• _Work to be completed_: Show every line of the material that follows in which the word "icon" occurs.
________________________
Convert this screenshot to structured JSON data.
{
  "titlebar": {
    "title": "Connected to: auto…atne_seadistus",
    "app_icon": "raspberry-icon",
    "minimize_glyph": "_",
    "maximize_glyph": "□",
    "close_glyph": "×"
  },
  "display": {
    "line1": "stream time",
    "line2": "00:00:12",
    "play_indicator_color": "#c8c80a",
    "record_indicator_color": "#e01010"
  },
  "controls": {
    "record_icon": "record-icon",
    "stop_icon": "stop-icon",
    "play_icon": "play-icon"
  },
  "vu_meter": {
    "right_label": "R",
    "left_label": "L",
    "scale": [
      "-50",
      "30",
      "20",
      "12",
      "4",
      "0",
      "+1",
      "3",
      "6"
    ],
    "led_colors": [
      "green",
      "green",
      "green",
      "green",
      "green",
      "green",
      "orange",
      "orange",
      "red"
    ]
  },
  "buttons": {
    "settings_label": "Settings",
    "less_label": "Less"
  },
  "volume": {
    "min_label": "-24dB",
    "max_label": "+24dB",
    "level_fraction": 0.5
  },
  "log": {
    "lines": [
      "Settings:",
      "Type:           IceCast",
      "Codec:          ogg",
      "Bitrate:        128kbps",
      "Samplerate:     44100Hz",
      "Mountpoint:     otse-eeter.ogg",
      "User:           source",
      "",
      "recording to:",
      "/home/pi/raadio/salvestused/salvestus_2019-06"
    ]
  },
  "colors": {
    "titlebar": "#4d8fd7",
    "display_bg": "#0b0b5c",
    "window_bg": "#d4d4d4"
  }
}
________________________
• _Answer section_:
    "app_icon": "raspberry-icon",
    "record_icon": "record-icon",
    "stop_icon": "stop-icon",
    "play_icon": "play-icon"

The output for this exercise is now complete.